#### Data extract:
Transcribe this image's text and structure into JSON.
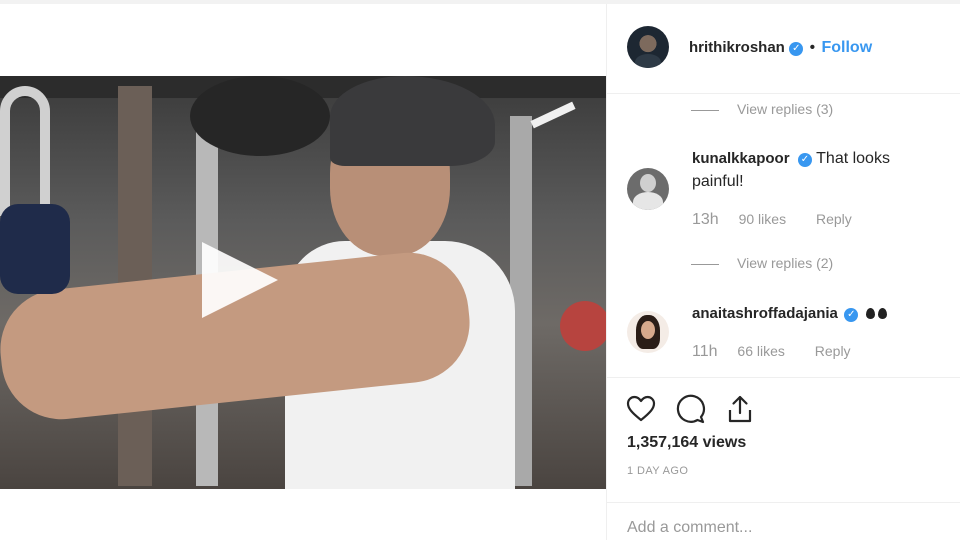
{
  "post": {
    "username": "hrithikroshan",
    "dot": "•",
    "follow_label": "Follow",
    "verified_mark": "✓"
  },
  "comments": [
    {
      "view_replies": "View replies (3)"
    },
    {
      "username": "kunalkkapoor",
      "text": "That looks painful!",
      "time": "13h",
      "likes": "90 likes",
      "reply": "Reply",
      "view_replies": "View replies (2)"
    },
    {
      "username": "anaitashroffadajania",
      "text": "",
      "time": "11h",
      "likes": "66 likes",
      "reply": "Reply",
      "emoji_count": 2
    }
  ],
  "actions": {
    "icons": [
      "heart-icon",
      "comment-icon",
      "share-icon"
    ]
  },
  "stats": {
    "views": "1,357,164 views",
    "time_ago": "1 DAY AGO"
  },
  "add_comment": {
    "placeholder": "Add a comment..."
  },
  "colors": {
    "accent": "#3897f0",
    "text": "#262626",
    "muted": "#999999"
  }
}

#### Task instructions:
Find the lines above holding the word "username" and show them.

#### Solution:
    "username": "hrithikroshan",
      "username": "kunalkkapoor",
      "username": "anaitashroffadajania",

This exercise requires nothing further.